(Element data from apps and pages)
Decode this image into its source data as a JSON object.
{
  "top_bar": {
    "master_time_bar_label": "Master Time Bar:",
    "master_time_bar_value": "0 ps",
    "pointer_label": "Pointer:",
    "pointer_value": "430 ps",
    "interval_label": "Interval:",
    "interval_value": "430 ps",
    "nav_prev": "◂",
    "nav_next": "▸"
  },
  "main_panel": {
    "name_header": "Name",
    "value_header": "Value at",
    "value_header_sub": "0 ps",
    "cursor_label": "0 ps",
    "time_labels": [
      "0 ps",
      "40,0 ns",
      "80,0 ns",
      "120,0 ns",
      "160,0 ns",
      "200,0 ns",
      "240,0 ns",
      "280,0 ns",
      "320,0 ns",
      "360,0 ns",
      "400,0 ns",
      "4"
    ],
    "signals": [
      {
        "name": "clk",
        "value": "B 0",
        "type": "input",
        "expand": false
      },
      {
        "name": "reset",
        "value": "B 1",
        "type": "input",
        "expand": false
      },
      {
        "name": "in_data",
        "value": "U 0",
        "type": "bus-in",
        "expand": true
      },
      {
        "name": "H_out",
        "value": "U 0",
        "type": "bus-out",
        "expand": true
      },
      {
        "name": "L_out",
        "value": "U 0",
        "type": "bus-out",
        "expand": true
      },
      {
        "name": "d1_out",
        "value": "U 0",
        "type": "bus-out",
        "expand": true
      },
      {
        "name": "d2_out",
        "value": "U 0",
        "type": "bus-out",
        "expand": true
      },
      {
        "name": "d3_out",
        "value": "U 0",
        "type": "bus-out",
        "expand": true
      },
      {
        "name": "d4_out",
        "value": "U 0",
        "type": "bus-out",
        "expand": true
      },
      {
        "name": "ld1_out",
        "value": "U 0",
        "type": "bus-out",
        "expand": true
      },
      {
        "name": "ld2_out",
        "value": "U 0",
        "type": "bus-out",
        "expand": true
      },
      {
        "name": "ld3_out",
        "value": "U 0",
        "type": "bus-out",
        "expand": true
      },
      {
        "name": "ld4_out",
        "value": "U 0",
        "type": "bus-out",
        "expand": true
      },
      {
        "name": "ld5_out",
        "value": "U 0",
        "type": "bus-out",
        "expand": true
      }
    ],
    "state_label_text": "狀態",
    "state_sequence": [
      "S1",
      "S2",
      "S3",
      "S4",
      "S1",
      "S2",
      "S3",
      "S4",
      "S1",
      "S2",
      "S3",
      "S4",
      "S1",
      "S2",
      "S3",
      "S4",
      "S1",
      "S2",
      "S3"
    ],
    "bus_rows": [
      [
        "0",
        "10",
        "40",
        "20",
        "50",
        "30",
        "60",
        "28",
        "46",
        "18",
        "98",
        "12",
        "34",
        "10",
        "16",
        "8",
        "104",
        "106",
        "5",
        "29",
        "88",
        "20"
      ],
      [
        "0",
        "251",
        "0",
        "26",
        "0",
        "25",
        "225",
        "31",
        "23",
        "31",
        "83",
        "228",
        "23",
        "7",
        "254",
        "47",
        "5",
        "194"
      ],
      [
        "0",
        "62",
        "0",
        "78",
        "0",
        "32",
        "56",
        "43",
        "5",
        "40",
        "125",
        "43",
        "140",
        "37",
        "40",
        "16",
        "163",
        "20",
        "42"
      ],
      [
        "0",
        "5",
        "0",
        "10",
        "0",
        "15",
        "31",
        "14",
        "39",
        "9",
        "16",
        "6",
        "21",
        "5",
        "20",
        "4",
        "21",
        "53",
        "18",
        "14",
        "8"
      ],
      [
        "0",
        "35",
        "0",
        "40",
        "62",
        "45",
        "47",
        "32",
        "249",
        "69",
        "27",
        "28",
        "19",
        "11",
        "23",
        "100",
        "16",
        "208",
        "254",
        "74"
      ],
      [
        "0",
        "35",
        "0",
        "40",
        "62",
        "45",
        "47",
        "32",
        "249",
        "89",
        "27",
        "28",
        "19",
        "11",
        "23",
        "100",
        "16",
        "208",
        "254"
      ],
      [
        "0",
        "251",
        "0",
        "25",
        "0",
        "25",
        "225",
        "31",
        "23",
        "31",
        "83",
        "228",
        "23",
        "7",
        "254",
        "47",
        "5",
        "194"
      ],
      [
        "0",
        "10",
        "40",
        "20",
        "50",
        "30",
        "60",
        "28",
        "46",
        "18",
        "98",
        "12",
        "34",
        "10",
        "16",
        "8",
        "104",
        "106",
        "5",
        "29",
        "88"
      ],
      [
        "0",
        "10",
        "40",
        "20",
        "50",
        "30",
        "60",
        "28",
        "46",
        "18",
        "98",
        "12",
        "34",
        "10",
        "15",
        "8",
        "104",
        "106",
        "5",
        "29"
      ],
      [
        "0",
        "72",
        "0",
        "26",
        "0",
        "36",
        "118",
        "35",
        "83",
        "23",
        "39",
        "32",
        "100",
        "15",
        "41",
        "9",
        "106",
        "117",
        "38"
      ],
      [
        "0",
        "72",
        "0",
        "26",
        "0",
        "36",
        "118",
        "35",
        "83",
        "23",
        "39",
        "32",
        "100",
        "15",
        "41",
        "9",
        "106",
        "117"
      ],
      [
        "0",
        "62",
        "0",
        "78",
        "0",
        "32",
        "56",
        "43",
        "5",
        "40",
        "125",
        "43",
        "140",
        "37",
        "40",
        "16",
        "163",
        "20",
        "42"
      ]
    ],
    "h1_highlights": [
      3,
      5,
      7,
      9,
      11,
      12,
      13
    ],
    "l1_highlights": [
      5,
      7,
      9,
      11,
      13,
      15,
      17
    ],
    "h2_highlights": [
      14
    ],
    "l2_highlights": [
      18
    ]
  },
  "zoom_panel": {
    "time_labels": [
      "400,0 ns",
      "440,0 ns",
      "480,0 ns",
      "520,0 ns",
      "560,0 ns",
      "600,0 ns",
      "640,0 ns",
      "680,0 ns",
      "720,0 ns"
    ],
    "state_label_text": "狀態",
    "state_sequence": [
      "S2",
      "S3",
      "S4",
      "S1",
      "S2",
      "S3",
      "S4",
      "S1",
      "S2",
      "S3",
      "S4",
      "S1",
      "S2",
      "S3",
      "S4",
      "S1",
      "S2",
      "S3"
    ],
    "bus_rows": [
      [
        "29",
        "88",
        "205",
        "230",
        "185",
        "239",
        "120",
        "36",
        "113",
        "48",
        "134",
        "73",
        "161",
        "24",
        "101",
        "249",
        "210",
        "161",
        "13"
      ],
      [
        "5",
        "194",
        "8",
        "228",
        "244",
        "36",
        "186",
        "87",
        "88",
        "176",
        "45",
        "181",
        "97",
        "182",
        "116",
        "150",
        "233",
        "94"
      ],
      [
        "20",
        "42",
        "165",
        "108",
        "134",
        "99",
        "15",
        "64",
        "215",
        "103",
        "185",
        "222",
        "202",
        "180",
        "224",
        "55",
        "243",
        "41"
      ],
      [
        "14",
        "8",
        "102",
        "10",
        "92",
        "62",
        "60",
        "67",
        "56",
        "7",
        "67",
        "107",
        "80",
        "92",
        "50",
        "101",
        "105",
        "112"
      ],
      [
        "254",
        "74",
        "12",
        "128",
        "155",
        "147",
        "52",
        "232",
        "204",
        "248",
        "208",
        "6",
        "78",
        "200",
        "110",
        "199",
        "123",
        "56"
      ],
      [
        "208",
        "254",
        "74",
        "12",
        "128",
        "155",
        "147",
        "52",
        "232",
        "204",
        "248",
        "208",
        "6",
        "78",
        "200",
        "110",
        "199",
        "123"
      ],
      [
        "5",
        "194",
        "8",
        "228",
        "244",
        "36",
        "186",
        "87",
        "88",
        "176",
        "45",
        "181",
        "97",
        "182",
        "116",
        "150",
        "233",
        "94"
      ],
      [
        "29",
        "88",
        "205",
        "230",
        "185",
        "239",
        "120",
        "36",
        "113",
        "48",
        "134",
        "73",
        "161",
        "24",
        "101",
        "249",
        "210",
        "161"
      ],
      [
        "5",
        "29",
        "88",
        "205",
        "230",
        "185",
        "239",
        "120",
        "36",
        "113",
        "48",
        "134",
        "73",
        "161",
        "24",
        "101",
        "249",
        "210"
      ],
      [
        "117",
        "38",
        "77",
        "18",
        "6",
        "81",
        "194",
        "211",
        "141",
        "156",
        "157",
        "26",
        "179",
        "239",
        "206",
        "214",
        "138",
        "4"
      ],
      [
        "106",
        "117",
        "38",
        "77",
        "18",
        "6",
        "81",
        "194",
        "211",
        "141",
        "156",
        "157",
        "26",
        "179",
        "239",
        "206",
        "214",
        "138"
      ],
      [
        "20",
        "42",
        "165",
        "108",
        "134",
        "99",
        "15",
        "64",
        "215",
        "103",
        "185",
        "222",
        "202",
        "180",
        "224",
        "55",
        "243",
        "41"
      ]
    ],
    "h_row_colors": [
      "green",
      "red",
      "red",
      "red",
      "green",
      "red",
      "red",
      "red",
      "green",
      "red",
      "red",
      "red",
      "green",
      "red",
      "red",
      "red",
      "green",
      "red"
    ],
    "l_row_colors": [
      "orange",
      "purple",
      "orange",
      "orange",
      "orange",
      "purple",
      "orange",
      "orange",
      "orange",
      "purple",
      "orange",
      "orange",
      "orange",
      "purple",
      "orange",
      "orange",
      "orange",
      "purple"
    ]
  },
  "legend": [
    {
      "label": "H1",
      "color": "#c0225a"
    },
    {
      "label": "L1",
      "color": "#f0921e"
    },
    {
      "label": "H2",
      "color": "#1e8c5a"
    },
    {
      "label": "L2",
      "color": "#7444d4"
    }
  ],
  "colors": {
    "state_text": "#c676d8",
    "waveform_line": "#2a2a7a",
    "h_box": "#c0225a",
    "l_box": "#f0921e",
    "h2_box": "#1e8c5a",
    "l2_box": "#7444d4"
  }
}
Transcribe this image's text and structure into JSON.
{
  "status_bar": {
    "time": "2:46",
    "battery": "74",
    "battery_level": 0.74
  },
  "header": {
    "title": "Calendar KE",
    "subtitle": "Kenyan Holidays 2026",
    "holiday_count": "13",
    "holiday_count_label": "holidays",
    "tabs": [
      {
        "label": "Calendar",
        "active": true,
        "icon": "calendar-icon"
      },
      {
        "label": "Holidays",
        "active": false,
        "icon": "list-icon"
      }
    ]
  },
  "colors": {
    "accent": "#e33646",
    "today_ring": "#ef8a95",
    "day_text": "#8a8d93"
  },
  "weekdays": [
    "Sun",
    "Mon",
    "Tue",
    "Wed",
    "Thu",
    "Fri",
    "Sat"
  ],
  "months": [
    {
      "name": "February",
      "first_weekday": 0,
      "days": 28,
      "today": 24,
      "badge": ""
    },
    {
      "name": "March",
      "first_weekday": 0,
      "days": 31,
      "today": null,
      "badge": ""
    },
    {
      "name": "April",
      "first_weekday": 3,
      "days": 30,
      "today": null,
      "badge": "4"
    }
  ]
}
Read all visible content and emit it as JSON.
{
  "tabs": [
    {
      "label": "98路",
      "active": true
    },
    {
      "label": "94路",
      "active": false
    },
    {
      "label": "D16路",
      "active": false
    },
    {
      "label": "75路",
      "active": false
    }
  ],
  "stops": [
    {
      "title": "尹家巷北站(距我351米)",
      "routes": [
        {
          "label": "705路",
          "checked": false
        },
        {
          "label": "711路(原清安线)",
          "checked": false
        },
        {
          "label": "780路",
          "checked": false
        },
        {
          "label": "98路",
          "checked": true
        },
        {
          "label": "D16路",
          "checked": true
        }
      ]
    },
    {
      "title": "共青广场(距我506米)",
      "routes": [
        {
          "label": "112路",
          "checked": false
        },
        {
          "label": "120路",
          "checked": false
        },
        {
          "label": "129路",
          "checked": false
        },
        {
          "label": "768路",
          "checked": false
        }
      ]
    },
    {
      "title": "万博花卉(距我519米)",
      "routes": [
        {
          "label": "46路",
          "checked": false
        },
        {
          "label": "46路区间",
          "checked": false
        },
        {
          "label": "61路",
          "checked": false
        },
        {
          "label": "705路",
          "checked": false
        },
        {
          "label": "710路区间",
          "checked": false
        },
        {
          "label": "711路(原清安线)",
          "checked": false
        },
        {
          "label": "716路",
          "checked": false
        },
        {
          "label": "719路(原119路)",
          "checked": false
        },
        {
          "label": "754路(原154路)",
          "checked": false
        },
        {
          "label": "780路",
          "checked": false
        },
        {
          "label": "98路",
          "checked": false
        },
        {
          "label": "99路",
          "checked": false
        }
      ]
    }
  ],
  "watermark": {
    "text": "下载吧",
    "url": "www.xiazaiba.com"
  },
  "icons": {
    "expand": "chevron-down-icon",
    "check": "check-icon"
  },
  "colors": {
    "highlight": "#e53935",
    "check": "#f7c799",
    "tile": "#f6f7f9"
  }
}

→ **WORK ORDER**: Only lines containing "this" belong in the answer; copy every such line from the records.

→ **RESULT OF THE EXERCISE**:
Decode this image into its source data as a JSON object.
Transcribe this image's text and structure into JSON.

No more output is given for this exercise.